So I was just reading an article on the devious workings of the video game design world, and I found it extremely interesting. Here are some snippets I found worth sharing, which I completely understand. I don't have a ridiculously obsessed attachment to video games, not like this article is talking about, but I do enjoy them. So I certainly can understand and sympathize with these obsessions. Anyway, check it out:
So here's the big question: Are some games intentionally designed to keep you compulsively playing, even when you're not enjoying it?
Oh, yes. And their methods are downright creepy.
If you've ever been addicted to a game or known someone who was, this article is really freaking disturbing. It's written by a games researcher at Microsoft on how to make video games that hook players, whether they like it or not. He has a doctorate in behavioral and brain sciences. Quote:
"Each contingency is an arrangement of time, activity, and reward, and there are an infinite number of ways these elements can be combined to produce the pattern of activity you want from your players."
Notice his article does not contain the words "fun" or "enjoyment." That's not his field. Instead it's "the pattern of activity you want."
...they're designed to keep gamers subscribing during the periods when it's not fun, locking them into a repetitive slog using Skinner's manipulative system of carefully scheduled rewards.
Why would this work, when the "rewards" are just digital objects that don't actually exist? Well...
Most addiction-based game elements are based on this fact:
Your brain treats items and goods in the video game world as if they are real. Because they are.
People scoff at this idea all the time ("You spent all that time working for a sword that doesn't even exist?") and those people are stupid. If it takes time, effort and skill to obtain an item, that item has value, whether it's made of diamonds, binary code or beef jerky.
There's nothing crazy about it. After all, people pay thousands of dollars for diamonds, even though diamonds do nothing but look pretty. A video game suit of armor looks pretty and protects you from video game orcs. In both cases you're paying for an idea.
The Chinese MMO ZT Online has the most devious implementation of this I've ever seen. The game is full of these treasure chests that may or may not contain a random item and to open them, you need a key. How do you get the keys? Why, you buy them with real-world money, of course. Like coins in a slot machine.
Wait, that's not the best part. ZT Online does something even the casinos never dreamed up: They award a special item at the end of the day to the player who opens the most chests.
One woman tells of how she spent her entire evening opening chests--over a thousand--to try to win the daily prize.
She didn't. There was always someone else more obsessed.
The easiest way is to just put save points far apart, or engage the player in long missions (like WoW raids) that, once started, are difficult to get out of without losing progress.
But that can be frustrating for gamers, so you can take the opposite approach of a game like New Super Mario Bros. Wii, where you make the levels really short so it's like eating potato chips. They're so small on their own that it doesn't take much convincing to get the player to grab another one, and soon they've eaten the whole bag.

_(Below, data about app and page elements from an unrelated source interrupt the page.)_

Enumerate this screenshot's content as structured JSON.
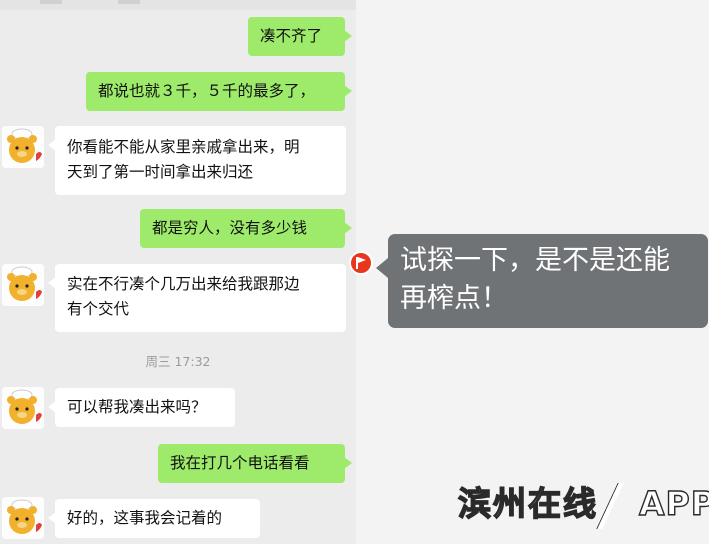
{
  "conversation": {
    "messages": [
      {
        "side": "right",
        "text": "凑不齐了"
      },
      {
        "side": "right",
        "text": "都说也就３千，５千的最多了，"
      },
      {
        "side": "left",
        "lines": [
          "你看能不能从家里亲戚拿出来，明",
          "天到了第一时间拿出来归还"
        ]
      },
      {
        "side": "right",
        "text": "都是穷人，没有多少钱"
      },
      {
        "side": "left",
        "lines": [
          "实在不行凑个几万出来给我跟那边",
          "有个交代"
        ]
      },
      {
        "side": "left",
        "text": "可以帮我凑出来吗？"
      },
      {
        "side": "right",
        "text": "我在打几个电话看看"
      },
      {
        "side": "left",
        "text": "好的，这事我会记着的"
      }
    ],
    "timestamp": "周三 17:32"
  },
  "annotation": {
    "lines": [
      "试探一下，是不是还能",
      "再榨点！"
    ]
  },
  "watermark": {
    "name": "滨州在线",
    "app": "APP"
  },
  "colors": {
    "sent_bubble": "#9eea6a",
    "received_bubble": "#ffffff",
    "annotation_bg": "#6f7376",
    "flag": "#e8361d"
  }
}
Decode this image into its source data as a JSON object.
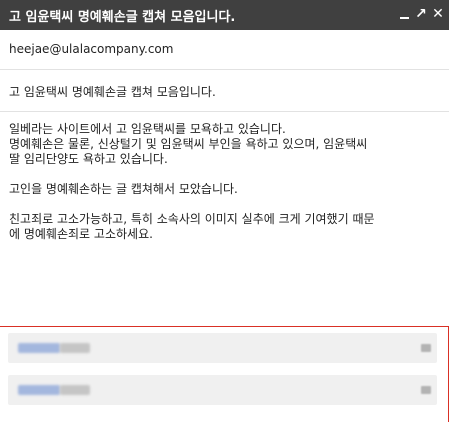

Why reward the hamster (player) for pressing the lever? Why not simply set it up so that when he fails to press it, we punish him?
Behaviorists call this "avoidance." They set the cage up so that it gives the animal an electric shock every 30 seconds unless it hits the lever. It learns very very fast to stay on the lever, all the time, hitting it over and over. Forever.
Why is your mom obsessively harvesting her crops in Farmville? Because they wither and rot if she doesn't. In Ultima Online, your house or castle would start to decay if you didn't return to it regularly. In Animal Crossing, the town grows over with weeds and your virtual house becomes infested with cockroaches if you don't log in often enough. It's the crown jewel of game programming douchebaggery--keep the player clicking and clicking and clicking just to avoid losing the stuff they worked so hard to get.
As others have pointed out, the point is to keep you playing long after you've mastered the skills, long after you've wrung the last real novel experience from it. You can't come up with a definition of "fun" that encompasses the activity of clicking a picture of a treasure chest with your mouse a thousand times.
This is why some writers blasted Blizzard when WoW introduced a new "achievement" system a couple of years ago. These are rewards tied to performing random pointless tasks, over and over again (such as, fishing until you catch a thousand fish). No new content, no element of practice, or discovery, or mastery was included. Just a virtual treadmill.
There's more, but those were just the best parts. Don't know if anyone here is obsessively addicted to video gaming, but goodness! I can certainly see how those traps would fell people. I've especailly fallen into the "No Stopping Points" or "Extremely Short Level" pit. I would always tell myself, "Well I'll stop playing when I reach a stopping point." But generally they're ridiculously far apart, or they don't even really have them! And then the other scenario, where I say, "Well, it's so short. I'll just play one more. One more. One more. One mor..." And I never stop. So...creepy, don't you think? They design it around our instinctive reactions. We can't necessarily help it (well we can, but only if we realize what's going on), and they're capitalizing on that! But I guess that's how the game is played. No pun intended.
"It's not about the legacy you leave, it's about the life you live." ~Mara Jade Skywalker